Then Prime Minister Alfred Sant stated that the government would follow these recommendations, but did not state whether any measures would be taken with regards to the Hilton project. This was a small victory for the front, but all in all, the Portomaso conflict showed that the state and the developers formed a power bloc through which both stood to gain from the exploitation of land. The state gained through the generation of economic growth. Land developers legitimated the exploitation of land through the State Apparatus, which supported the development. Whether such economic growth is everlasting remains to be seen, particularly when one-fourth of properties are vacant in Malta, possibly resulting in an economic bubble that can implode due to excess supply of properties in a context of endless speculation. Agencies such as the International Monetary Fund – surely not environmental militants – have warned Malta to be wary of overreliance on the real estate sector.

The Portomaso issue did not end in the late 1990s. During recent years further permits were given to the developers for further extensions and increase in storeys. Residents of the area have also been deprived of swings and a five-a-side football pitch, when the embellishment of the playing field resulted in a soulless site which is often closed to the public. In short, Qaliet and Paceville residents have been undergoing constant stress and discomfort due to overdevelopment in the area.
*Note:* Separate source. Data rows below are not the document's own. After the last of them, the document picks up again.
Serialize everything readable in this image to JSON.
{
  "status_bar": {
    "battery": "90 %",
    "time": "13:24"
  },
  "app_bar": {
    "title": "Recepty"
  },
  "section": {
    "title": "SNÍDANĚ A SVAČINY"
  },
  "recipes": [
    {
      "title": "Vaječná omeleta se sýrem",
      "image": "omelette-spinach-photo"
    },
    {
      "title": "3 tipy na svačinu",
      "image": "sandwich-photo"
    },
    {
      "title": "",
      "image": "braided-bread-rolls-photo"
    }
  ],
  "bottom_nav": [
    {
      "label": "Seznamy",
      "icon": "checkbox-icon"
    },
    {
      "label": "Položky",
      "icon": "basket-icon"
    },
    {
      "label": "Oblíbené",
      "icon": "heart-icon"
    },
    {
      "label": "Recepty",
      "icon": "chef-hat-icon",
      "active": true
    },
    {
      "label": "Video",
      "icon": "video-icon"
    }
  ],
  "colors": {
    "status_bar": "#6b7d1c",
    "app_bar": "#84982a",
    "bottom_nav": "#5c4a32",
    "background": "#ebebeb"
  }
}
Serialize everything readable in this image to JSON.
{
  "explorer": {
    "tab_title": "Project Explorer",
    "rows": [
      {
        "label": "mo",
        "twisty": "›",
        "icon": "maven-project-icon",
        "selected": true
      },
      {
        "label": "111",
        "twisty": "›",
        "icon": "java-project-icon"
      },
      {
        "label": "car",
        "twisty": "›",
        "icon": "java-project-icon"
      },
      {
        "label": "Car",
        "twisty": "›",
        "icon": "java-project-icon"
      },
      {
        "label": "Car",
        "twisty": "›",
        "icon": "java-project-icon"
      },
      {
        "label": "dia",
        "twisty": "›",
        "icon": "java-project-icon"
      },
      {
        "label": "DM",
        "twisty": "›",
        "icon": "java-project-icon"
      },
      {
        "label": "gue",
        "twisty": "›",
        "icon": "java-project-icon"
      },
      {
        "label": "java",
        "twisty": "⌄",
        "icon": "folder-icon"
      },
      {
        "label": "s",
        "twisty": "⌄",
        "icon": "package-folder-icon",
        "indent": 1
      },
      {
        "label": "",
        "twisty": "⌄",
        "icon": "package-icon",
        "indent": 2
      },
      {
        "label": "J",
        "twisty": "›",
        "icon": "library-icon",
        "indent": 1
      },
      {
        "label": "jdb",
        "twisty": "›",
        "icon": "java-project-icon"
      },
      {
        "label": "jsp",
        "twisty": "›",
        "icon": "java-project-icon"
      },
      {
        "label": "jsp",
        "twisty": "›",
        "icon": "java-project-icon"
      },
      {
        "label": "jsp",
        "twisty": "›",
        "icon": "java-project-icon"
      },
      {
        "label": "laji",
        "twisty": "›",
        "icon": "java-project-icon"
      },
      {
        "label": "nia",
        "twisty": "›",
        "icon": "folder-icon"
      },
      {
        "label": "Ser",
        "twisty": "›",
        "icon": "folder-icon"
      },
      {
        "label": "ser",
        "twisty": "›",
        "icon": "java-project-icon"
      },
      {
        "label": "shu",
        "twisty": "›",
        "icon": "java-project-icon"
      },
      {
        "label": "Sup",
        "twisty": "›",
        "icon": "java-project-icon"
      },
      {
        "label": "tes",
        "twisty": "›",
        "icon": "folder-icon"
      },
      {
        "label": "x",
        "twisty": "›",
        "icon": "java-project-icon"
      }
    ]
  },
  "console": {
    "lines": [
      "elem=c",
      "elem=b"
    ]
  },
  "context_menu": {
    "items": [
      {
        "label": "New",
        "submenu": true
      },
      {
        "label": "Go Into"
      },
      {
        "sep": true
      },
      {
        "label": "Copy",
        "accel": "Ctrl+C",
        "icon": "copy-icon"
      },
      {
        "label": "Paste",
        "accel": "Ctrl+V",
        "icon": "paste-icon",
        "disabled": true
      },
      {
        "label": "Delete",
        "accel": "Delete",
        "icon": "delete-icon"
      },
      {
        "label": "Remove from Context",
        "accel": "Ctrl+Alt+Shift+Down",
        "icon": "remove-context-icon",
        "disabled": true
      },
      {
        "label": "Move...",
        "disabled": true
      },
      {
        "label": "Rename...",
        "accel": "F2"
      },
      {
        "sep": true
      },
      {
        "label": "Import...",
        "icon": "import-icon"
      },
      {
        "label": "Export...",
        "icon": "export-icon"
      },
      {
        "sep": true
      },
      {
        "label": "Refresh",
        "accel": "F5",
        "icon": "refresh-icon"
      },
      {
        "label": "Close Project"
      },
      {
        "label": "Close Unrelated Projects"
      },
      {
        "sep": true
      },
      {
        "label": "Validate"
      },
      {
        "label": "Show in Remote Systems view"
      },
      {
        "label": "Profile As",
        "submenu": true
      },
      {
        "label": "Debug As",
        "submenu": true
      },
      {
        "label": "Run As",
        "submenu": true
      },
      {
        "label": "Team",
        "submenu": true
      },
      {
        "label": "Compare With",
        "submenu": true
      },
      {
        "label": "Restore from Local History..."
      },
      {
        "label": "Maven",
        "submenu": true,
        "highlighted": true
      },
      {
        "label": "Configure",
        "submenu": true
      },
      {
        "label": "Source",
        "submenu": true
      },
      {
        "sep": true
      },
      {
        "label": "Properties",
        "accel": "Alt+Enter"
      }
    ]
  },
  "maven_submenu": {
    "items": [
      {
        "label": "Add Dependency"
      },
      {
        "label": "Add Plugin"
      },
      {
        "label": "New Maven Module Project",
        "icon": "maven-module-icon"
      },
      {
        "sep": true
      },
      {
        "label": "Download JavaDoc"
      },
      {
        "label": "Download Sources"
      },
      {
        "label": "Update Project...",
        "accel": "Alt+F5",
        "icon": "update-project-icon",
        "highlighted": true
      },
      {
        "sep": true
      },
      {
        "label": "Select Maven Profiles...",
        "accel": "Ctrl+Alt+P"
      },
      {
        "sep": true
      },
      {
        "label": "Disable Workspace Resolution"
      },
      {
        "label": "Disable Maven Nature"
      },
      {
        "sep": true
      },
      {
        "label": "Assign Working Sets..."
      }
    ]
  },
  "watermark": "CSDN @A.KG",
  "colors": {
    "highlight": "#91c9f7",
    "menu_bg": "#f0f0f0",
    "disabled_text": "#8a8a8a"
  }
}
The developers are now proposing an extra 46 apartments on an artificial lagoon between Spinola Road, the edge of the marina and the foreshore. This totally disregards the environment impact assessment of the project which had called for protection of the area in question. The developers were responsible for the conservation of the two species (Wedgefoot grass and Maltese sea camomile), one of which has already disappeared.

With a St Julians local council and a government which are usually hell bent on servility towards big business, one can only be sceptical as to how Mepa will react to the proposed development. Yet, there have been various instances when political pressure influenced the authority to act in the interest of residents and to favour sustainability over other concerns. It is for this reason that Alternattiva Demokratika is objecting to the Portomaso extension. Besides, the election of Green candidate Yvonne Arqueros Ebejer, in the St Julians local elections in a few months’ time will help ensure that residents’ quality of life is given priority over other interests.

(Note: Reference to the above: Briguglio, M. (1998 State/Power: Hiltonopoly (Unpublished dissertation). Malta: University of Malta, also available at

Michael Briguglio, a sociologist, is chairman and spokesman for economy and finance, Alternattiva Demokratika – the Green party.